I think my grandmother and mother used to call me a “fuss budget”. I had no idea what the hell that was until I was older but basically sitting still and not doing anything isn’t really my thing. Not to say I don’t enjoy naps or sleeping in or vegging out on TV every so often but for the most part, any type of stagnation, in any form is like nails on a chalk board to me (I also hate actual nails on a chalkboard). To most people they would say this was point blank ADHD, and maybe it was. My brother has ADD so it wouldn’t be too far of a stretch but it was never discussed, at least not in regards to me.
While I was still in pre-school, my mother and I got in an accident during a pretty bad thunderstorm and it really affected me. I was petrified of being away from my mom when a storm would hit. I would make excuses to go to the widow at school to see the clouds develop or reasons to go home sick. My mom (who had enough experience with my brother and his ADD) knew something was up and took me to a psychiatrist. She explained the situation and the subsequent events and the doctor told her it was likely I had anxiety induced OCD. I wasn’t put on any meds but did cognitive behavioral therapy to help alleviate the anxiety, fear and compulsions. Eventually I grew to love thunderstorms (insanely ironic I know).
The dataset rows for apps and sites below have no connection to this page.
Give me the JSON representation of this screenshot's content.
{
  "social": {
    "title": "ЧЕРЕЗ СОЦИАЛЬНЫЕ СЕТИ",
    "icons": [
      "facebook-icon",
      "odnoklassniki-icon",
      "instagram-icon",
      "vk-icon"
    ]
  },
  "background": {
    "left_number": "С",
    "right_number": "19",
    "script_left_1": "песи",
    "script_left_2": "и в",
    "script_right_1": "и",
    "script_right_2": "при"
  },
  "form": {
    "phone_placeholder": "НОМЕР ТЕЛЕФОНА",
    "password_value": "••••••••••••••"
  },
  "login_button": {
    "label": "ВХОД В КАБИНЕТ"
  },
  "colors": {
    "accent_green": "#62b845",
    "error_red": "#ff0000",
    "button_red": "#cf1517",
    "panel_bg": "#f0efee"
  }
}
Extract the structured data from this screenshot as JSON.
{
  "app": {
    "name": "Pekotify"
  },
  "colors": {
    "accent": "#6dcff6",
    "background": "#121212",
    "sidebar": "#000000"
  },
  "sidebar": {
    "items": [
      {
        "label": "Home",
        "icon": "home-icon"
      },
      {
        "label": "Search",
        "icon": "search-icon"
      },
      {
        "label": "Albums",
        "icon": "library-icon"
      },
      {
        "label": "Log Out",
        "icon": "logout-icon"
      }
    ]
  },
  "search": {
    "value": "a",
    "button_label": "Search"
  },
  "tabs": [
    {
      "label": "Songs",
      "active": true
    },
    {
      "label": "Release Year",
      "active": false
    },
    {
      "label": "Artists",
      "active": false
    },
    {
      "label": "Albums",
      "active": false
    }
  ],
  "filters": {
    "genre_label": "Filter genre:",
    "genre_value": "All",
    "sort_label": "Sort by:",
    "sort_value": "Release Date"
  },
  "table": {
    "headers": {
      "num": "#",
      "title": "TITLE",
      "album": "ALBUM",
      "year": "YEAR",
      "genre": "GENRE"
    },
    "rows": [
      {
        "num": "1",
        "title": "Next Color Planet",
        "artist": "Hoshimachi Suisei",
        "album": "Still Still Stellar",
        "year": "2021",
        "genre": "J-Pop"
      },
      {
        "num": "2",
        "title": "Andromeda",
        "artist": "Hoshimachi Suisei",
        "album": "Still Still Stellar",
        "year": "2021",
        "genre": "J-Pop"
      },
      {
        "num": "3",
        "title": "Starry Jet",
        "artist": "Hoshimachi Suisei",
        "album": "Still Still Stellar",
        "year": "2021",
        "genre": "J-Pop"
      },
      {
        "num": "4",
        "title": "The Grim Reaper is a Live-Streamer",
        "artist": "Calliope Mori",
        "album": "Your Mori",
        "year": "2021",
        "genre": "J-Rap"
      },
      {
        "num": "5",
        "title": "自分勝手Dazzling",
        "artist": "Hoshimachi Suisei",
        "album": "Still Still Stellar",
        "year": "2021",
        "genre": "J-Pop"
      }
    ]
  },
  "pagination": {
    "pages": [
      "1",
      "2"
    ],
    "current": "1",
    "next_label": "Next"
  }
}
But while my anxiety about thunderstorms eventually went away, my brain had now been mapped to cope with anxiety in the form of OCD. If I couldn’t control even the smallest thing, I would start with new compulsions. They changed for each situation. I used to wash my hands to no end (I don’t exactly how that one started but now I have chronic eczema to thank for it) but I think the most poignant and long lasting compulsion born from anxiety is how I cope with unfamiliar surroundings or stressful situations. I withdraw into myself, I become highly organized/prioritized. I do the exact same thing the same way all the time. Order controls me when I can’t control my surroundings.
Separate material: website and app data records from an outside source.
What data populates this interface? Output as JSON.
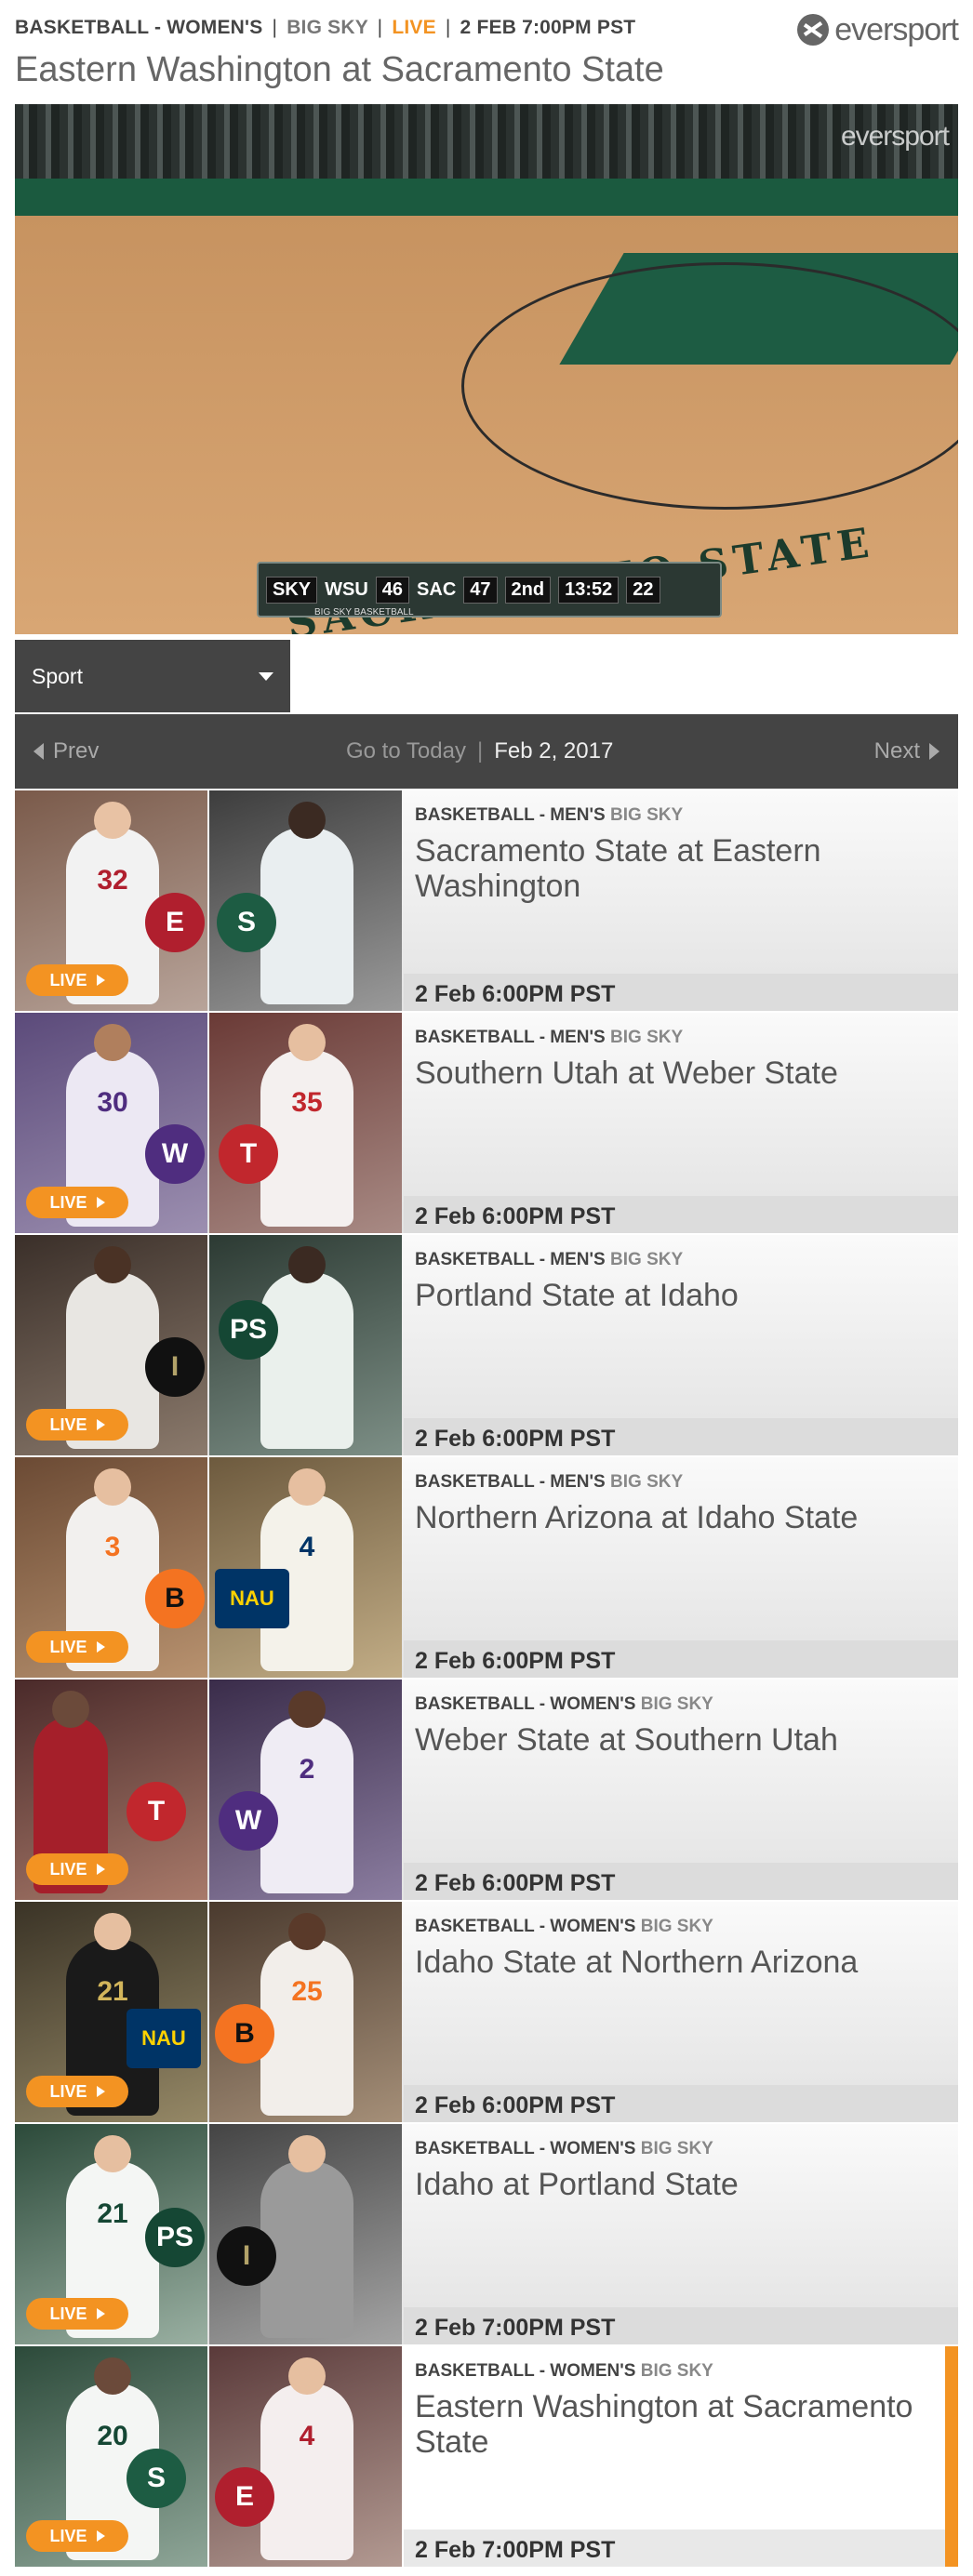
{
  "header": {
    "sport": "BASKETBALL - WOMEN'S",
    "sep1": "|",
    "conference": "BIG SKY",
    "sep2": "|",
    "status": "LIVE",
    "sep3": "|",
    "datetime": "2 FEB 7:00PM PST",
    "logo": "eversport",
    "title": "Eastern Washington at Sacramento State"
  },
  "video": {
    "watermark": "eversport",
    "court_text": "SACRAMENTO STATE",
    "scorebug": {
      "network": "SKY",
      "away_team": "WSU",
      "away_score": "46",
      "home_team": "SAC",
      "home_score": "47",
      "period": "2nd",
      "clock": "13:52",
      "shot_clock": "22",
      "caption": "BIG SKY BASKETBALL"
    }
  },
  "filter": {
    "sport_label": "Sport",
    "icon": "chevron-down-icon"
  },
  "datebar": {
    "prev": "Prev",
    "go_to_today": "Go to Today",
    "divider": "|",
    "date": "Feb 2, 2017",
    "next": "Next"
  },
  "live_label": "LIVE",
  "colors": {
    "accent": "#f39322",
    "bar": "#444444"
  },
  "games": [
    {
      "cat": "BASKETBALL - MEN'S",
      "conf": "BIG SKY",
      "title": "Sacramento State at Eastern Washington",
      "time": "2 Feb 6:00PM PST"
    },
    {
      "cat": "BASKETBALL - MEN'S",
      "conf": "BIG SKY",
      "title": "Southern Utah at Weber State",
      "time": "2 Feb 6:00PM PST"
    },
    {
      "cat": "BASKETBALL - MEN'S",
      "conf": "BIG SKY",
      "title": "Portland State at Idaho",
      "time": "2 Feb 6:00PM PST"
    },
    {
      "cat": "BASKETBALL - MEN'S",
      "conf": "BIG SKY",
      "title": "Northern Arizona at Idaho State",
      "time": "2 Feb 6:00PM PST"
    },
    {
      "cat": "BASKETBALL - WOMEN'S",
      "conf": "BIG SKY",
      "title": "Weber State at Southern Utah",
      "time": "2 Feb 6:00PM PST"
    },
    {
      "cat": "BASKETBALL - WOMEN'S",
      "conf": "BIG SKY",
      "title": "Idaho State at Northern Arizona",
      "time": "2 Feb 6:00PM PST"
    },
    {
      "cat": "BASKETBALL - WOMEN'S",
      "conf": "BIG SKY",
      "title": "Idaho at Portland State",
      "time": "2 Feb 7:00PM PST"
    },
    {
      "cat": "BASKETBALL - WOMEN'S",
      "conf": "BIG SKY",
      "title": "Eastern Washington at Sacramento State",
      "time": "2 Feb 7:00PM PST"
    }
  ]
}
I dealt with this all through my childhood and still to this day deal with it on some levels but with much greater control. My mom’s graduation present trip to me to Europe for a month with 40 strangers, living out of one bag, re-wearing clothes that may have not been washed, sharing rooms and bathrooms (bathrooms are a VERY anxiety inducing place) with people I had just met. Thinking back on it, this trip should have been an absolute nightmare. I never rewore clothes. I never shared an bathroom with more than one person (and I usually cleaned it before using any part of it). This was in retrospect complete madness. Maybe my mom knew something I didn’t. Maybe she had the hunch that throwing me into this chaotic world would help me snap out of some of my anxiety, and that’s exactly what it did.
The only things I could control 100% on this trip where what I ate and what trinkets I bought. Everything else was out of my hands. We had a schedule, everything was planned and mapped and I was along for the ride. We could only call our parents at certain times. We could only have two alcoholic drinks with dinner. We had our one duffle bag. We did get to chose our roommates (and those were sort of determined on the fist day) but nothing more than that.
The rooms were a mess (not like vegas bachelor/bachelorette party gone horribly wrong). Clothes were everywhere. Toiletries found their home where they could. Everyone (ok mostly the girls) borrowed each other’s shit because when it came down to it, we ALL forgot something or lost something at some point. So there was absolutely no way in hell, I could keep up my compulsions and OCD tendencies without ruining the trip for myself, ruining the trip for others and going 100 % insane and having to be shipped back home (which was not an option for my mom).
For the first time, something outside of a doctor or medicine made me drop the anxiety and compulsions and embrace the chaos. I firmly believe that if I had not taken that trip, those same compulsions would still be controlling my life. They’ll never fully go away but that trip was a HUGE first step towards understanding what makes me tick and how to recognize the signs of anxiety and control them.